» **Task details**
Among the entries below, how many lines contain the string "Access"? Only the number, please.

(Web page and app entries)
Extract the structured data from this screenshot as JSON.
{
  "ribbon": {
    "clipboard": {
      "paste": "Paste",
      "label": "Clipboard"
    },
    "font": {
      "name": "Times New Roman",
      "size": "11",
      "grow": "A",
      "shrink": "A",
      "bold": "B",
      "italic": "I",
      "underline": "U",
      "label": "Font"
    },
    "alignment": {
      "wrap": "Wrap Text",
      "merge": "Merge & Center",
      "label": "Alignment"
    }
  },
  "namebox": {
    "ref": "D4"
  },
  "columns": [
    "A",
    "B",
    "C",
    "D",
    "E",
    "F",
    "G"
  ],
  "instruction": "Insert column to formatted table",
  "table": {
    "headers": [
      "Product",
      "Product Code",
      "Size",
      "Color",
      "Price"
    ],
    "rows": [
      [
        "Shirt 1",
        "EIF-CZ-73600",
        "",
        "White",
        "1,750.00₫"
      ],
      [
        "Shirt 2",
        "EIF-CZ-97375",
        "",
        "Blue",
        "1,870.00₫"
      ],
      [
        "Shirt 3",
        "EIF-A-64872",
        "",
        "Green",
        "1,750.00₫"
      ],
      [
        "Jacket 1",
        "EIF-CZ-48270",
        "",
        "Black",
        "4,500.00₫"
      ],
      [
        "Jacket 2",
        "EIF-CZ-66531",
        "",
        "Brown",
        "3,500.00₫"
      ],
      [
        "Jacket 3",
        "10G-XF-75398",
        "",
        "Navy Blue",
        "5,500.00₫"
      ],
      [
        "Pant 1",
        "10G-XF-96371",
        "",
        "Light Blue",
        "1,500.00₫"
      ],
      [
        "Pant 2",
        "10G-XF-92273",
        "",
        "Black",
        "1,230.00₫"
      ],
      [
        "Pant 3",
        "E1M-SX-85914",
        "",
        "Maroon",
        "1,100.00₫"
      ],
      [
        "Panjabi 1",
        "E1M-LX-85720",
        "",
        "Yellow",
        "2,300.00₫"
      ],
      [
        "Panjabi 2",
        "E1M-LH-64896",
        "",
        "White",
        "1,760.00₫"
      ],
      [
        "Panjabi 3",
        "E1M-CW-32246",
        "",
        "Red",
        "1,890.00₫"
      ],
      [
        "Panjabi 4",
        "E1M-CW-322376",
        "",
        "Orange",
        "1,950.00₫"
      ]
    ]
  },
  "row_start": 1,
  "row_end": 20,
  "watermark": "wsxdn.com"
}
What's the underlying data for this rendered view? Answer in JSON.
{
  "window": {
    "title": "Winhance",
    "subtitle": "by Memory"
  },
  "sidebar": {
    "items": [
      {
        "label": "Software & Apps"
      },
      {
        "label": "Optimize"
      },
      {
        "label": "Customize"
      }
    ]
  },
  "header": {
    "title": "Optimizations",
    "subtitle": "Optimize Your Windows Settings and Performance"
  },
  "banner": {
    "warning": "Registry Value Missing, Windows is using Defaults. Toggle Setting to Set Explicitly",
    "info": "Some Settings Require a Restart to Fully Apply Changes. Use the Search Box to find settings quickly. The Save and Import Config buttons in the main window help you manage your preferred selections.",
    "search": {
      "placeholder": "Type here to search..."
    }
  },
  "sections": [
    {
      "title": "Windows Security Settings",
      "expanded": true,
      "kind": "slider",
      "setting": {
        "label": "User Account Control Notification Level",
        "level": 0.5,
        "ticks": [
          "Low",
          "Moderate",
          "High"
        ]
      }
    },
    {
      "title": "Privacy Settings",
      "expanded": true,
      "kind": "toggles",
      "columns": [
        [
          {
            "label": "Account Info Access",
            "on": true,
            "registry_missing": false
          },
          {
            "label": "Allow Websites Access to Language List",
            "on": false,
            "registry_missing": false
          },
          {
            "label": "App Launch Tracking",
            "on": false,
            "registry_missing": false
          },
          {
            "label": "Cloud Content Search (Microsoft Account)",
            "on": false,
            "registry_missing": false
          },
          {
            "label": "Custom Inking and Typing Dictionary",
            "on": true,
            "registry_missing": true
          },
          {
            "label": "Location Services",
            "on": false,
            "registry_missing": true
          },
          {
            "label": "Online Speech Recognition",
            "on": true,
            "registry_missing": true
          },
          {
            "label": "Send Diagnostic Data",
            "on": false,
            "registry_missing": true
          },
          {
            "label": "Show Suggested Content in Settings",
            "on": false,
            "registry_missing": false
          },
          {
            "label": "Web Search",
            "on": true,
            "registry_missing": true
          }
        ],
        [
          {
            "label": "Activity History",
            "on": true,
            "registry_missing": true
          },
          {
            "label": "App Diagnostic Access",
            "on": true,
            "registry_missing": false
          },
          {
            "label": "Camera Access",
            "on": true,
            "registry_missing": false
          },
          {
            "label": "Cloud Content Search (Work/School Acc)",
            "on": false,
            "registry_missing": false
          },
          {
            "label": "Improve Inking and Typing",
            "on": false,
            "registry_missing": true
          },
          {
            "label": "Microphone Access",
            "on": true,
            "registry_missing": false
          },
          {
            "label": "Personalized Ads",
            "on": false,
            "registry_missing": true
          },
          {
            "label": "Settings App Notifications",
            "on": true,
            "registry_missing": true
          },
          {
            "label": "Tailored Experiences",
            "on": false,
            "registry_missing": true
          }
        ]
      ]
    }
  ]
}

» **Expected answer**
5